Eugene Robinson’s column today, “Declare Victory — and Go,” is an eloquent appeal to common sense.  “What on earth are we doing?” in Afghanistan, he asks.  “We have more than 100,000 troops in Afghanistan risking life and limb, at a cost of $10 billion a month, to pursue ill-defined goals whose achievement” can only barely be imagined.

“We wanted to depose the Taliban regime, and we did,” he writes. “We wanted to install a new government that answers to its constituents at the polls, and we did.  We wanted to smash al-Qaeda’s infrastructure of training camps and havens, and we did. We wanted to kill or capture Osama bin Laden, and we did.”

“The threat from Afghanistan is gone,” he concludes, “bring the troops home.”

That is so clearly the right course of action that it is strange that the Obama Administration does not adopt it immediately.

EGYPT AT THE CROSSROADS

EGYPTIAN PATIENCE WEARS THIN

“We are a river country,” an Egyptian friend once told me when I marveled at his country’s patience with corrupt, incompetent and repressive regimes. “We go on and on.”

Perhaps. But that legendary patience with the bumbling but stubborn, 82-year-old President Mubarak seems to be wearing out.  Change is coming to Egypt, either very soon or shortly thereafter. And what happens in Egypt matters, to Egyptians, of course, but also to the U.S., Israel and the entire Arab world.

Diminished as it may be today, Egypt remains the centerpiece of the Arab world. With its population of 80 million, it is not only the largest Arab country. It is historically, culturally and intellectually the heart of the Arab crescent from Morocco to Lebanon. An old saying in the region is that there can be no peace between Israel and her Arab neighbors without Syria, and no war without Egypt. It is still true today. No surprise that President Obama chose Cairo for his first major speech on relations between the U.S. and the Arab and Muslim world.
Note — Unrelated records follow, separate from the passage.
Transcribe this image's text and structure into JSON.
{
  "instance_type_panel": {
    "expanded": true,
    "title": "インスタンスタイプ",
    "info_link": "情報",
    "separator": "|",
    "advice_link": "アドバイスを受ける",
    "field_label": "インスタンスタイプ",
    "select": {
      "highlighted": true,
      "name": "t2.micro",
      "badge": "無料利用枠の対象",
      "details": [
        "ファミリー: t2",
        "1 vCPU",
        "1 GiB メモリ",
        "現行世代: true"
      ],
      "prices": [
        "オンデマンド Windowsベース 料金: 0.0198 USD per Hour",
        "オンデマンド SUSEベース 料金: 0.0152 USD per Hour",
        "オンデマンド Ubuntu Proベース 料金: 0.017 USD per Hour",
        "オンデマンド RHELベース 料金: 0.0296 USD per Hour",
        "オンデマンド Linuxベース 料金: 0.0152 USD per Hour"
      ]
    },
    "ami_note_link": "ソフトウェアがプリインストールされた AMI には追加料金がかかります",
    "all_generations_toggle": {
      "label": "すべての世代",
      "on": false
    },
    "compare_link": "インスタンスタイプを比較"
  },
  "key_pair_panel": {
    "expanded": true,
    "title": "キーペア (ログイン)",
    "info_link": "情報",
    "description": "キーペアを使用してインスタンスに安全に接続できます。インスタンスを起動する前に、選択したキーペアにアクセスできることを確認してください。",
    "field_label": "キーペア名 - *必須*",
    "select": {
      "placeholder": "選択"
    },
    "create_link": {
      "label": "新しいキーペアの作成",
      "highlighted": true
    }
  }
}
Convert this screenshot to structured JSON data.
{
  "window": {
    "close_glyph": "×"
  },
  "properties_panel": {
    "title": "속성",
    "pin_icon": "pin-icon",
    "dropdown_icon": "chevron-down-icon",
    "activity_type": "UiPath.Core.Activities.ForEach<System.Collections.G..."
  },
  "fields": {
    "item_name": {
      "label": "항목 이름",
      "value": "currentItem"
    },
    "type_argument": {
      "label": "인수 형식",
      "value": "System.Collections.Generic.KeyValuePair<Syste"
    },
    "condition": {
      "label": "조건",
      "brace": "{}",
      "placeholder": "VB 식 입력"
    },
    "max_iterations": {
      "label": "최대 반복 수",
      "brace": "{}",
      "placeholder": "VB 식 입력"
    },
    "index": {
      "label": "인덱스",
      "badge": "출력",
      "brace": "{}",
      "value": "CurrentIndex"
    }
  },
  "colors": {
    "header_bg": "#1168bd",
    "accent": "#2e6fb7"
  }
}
But now Obama confronts the ticklish task of encouraging change in Egypt without seeming to abandon the Mubarak government .  Egypt has served as a crucial counterweight to Syria and Iran. It has received tens of billions of dollars worth of U.S. aid over the years and carved out a cold but diplomatically important peace with Israel. As Egypt goes, so go Jordan and Saudi Arabia. The stakes are enormous.